[BRIEF] Among the entries, find the lines with the string "Save" and report them.

[GIVEN RECORDS]
*-*-*

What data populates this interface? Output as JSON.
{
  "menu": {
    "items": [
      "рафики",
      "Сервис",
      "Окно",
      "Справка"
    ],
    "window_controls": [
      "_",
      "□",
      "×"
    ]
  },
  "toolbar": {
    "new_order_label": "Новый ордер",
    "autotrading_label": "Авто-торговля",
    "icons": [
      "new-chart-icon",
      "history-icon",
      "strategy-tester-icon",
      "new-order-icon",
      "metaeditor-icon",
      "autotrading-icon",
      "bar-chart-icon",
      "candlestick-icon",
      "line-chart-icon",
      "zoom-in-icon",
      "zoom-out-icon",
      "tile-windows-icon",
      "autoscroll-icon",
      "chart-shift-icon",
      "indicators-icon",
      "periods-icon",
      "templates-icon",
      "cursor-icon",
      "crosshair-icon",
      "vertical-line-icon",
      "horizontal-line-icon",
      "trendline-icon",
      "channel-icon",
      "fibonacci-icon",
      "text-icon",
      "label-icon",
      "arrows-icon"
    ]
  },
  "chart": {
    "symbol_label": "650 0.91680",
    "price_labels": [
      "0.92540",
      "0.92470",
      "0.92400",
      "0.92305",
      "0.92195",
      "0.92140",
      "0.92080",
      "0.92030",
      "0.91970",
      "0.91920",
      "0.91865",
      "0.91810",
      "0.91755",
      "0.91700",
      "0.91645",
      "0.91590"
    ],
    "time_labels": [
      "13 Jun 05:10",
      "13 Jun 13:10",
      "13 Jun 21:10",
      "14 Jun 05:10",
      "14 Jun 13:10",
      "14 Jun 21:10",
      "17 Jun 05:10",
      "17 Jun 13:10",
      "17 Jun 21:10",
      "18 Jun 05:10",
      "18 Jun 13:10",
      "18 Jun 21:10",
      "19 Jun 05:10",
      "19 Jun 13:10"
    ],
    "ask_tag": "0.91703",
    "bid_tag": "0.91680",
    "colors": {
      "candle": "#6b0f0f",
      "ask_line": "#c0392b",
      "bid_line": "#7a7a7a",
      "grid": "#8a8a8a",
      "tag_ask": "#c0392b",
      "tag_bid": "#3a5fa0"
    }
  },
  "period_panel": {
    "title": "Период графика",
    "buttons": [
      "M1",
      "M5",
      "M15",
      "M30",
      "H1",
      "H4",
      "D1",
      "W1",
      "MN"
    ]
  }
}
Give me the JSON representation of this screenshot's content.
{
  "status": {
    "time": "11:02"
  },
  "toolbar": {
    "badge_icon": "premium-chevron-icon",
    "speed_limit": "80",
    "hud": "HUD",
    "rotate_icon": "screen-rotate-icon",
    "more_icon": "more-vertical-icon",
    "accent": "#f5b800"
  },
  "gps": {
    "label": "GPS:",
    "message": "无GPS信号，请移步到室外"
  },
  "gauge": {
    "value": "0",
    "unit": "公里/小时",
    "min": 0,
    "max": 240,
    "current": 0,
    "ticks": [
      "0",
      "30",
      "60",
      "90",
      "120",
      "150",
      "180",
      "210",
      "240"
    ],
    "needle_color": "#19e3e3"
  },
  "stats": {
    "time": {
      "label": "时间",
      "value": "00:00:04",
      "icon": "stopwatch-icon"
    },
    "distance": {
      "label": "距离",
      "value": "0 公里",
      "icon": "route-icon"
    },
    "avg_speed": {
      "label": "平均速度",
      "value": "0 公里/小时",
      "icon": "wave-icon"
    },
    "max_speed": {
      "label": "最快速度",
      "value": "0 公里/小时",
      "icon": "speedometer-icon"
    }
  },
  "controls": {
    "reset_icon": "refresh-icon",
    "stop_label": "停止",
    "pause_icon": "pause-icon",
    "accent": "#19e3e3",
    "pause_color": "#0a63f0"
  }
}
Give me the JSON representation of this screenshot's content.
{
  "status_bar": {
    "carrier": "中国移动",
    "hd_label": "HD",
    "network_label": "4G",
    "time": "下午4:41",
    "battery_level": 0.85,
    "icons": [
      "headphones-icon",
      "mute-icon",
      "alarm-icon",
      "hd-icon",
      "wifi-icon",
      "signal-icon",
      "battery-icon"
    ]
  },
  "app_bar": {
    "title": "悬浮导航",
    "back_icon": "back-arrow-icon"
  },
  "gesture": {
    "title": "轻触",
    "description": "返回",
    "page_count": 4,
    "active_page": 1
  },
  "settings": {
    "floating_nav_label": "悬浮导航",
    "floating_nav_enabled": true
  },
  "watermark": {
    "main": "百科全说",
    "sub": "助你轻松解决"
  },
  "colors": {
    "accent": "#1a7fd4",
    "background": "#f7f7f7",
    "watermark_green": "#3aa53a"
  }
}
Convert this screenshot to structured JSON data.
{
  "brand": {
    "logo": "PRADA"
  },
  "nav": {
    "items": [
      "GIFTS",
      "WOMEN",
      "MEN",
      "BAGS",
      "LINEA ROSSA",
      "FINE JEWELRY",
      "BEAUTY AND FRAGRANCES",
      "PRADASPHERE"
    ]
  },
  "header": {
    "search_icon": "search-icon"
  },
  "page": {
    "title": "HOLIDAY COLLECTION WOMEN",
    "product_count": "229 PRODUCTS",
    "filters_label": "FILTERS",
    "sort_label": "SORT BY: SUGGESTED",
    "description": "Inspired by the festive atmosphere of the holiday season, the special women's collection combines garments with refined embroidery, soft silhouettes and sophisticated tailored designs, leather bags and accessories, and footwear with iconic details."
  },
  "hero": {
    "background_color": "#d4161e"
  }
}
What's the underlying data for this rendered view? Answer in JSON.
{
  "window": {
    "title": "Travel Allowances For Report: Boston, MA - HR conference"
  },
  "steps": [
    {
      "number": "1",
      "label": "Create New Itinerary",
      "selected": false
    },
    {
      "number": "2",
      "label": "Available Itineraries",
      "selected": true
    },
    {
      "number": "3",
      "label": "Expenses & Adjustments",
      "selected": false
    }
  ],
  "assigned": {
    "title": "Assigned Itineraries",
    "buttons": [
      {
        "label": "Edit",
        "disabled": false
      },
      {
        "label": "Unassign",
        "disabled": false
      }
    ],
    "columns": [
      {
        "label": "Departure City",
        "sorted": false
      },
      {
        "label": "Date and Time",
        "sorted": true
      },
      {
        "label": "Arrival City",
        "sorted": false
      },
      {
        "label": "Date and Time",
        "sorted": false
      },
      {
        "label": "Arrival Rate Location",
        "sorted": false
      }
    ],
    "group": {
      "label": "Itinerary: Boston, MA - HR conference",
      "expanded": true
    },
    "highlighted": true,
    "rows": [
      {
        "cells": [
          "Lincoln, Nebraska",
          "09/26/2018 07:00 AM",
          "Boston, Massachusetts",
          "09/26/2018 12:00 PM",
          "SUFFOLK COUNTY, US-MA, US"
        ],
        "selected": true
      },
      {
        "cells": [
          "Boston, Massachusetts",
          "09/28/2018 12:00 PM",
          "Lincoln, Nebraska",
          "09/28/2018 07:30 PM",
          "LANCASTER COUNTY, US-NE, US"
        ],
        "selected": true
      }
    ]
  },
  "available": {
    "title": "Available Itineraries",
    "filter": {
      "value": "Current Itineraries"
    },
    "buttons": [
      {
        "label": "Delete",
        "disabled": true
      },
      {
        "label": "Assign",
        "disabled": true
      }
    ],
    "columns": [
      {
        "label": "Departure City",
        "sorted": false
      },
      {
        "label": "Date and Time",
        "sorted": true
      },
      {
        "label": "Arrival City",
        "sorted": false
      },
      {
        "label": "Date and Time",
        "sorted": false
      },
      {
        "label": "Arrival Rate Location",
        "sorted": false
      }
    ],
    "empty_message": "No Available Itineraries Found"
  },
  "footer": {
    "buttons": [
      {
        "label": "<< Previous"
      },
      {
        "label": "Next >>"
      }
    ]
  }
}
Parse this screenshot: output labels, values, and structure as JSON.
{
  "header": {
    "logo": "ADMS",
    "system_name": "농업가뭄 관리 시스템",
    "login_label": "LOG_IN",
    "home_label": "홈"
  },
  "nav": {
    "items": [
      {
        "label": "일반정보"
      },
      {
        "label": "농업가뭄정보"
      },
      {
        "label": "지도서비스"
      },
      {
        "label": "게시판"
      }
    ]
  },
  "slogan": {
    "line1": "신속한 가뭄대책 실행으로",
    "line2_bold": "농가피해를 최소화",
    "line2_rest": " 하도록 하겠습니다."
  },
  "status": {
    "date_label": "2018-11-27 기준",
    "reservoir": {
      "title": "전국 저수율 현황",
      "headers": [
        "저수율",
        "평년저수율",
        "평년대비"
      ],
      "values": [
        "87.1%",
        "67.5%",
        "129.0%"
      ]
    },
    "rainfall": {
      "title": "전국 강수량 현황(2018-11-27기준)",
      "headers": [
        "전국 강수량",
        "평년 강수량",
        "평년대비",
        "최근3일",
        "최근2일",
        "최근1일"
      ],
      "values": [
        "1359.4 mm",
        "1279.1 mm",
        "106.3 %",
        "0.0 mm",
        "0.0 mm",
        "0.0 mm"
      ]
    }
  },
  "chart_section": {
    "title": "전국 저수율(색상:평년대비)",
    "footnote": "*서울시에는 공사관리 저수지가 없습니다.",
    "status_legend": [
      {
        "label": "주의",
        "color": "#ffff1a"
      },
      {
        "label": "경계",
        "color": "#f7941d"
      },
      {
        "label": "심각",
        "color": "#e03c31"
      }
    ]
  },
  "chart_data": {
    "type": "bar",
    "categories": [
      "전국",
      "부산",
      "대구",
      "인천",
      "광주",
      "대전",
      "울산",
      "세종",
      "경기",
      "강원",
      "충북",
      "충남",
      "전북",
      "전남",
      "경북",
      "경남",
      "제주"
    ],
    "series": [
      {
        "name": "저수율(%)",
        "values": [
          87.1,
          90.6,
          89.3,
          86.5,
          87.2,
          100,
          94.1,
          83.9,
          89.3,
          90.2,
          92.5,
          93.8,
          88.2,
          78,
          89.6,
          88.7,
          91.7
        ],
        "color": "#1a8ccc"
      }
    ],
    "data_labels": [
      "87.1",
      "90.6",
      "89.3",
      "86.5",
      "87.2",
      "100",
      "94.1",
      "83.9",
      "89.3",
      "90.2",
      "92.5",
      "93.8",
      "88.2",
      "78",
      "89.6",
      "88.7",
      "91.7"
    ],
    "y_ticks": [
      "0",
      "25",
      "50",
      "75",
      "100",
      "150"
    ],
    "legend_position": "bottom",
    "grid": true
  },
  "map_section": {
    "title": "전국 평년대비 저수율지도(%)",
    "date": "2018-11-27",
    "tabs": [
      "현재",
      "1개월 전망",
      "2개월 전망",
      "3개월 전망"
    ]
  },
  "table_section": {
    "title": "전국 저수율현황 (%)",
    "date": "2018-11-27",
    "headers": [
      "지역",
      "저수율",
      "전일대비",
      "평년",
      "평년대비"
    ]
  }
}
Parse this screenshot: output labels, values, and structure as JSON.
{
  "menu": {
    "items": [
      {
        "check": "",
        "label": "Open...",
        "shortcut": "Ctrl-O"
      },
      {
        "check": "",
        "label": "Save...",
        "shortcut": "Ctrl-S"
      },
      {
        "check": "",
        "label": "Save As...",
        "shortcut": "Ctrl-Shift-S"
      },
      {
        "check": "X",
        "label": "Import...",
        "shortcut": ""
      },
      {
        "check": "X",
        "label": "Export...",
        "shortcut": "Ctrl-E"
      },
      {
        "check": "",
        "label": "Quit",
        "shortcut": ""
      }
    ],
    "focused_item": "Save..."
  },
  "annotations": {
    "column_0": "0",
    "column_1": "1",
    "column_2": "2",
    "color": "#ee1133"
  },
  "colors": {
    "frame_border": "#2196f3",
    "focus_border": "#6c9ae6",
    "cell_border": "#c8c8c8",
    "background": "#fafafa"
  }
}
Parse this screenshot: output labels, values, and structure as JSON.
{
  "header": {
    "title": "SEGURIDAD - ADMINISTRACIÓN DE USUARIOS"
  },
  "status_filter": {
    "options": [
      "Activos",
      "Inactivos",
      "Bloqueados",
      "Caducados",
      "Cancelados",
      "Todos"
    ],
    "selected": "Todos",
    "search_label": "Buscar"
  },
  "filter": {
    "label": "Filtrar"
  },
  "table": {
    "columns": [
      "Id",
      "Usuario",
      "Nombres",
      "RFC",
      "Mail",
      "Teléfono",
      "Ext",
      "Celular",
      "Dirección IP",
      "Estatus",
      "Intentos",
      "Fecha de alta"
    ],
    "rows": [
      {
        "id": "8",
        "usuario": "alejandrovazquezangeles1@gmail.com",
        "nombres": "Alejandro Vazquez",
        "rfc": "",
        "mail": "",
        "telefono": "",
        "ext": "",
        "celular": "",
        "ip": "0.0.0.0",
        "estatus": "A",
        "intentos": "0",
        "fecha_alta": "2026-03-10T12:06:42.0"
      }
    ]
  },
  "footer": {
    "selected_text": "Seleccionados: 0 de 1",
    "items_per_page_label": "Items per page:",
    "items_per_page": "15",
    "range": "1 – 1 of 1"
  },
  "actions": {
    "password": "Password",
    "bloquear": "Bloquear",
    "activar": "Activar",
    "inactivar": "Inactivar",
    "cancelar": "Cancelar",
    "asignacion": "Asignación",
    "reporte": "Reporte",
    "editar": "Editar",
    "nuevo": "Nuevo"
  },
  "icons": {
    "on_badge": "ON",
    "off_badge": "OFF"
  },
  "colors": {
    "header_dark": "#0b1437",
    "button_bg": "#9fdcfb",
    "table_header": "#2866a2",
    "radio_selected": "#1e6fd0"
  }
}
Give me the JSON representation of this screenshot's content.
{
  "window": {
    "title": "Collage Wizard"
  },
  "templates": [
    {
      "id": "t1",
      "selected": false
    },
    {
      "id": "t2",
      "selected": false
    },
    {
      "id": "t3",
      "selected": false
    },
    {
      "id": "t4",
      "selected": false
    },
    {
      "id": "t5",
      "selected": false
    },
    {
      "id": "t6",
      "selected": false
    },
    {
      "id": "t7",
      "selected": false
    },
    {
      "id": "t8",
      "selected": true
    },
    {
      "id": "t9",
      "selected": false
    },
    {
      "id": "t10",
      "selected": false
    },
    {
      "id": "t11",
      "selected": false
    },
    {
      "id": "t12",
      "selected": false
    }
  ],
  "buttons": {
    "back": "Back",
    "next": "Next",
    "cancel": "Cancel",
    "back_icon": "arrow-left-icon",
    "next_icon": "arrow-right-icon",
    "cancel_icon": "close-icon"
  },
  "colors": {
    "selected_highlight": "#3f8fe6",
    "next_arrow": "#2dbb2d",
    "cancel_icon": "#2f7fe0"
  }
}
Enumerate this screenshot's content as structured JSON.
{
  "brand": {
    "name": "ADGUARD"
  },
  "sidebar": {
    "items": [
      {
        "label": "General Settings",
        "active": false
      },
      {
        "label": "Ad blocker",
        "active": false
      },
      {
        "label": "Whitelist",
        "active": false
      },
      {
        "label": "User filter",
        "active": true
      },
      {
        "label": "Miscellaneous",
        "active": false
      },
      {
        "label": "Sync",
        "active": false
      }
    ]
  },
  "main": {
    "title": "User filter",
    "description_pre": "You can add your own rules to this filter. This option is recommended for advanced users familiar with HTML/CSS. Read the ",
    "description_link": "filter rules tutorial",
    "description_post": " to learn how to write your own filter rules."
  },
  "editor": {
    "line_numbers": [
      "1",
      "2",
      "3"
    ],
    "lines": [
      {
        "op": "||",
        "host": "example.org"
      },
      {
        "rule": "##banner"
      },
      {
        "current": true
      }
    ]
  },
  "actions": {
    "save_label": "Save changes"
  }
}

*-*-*

[OUTPUT OF THE EXERCISE]
        "label": "Save...",
        "label": "Save As...",
    "focused_item": "Save..."
    "save_label": "Save changes"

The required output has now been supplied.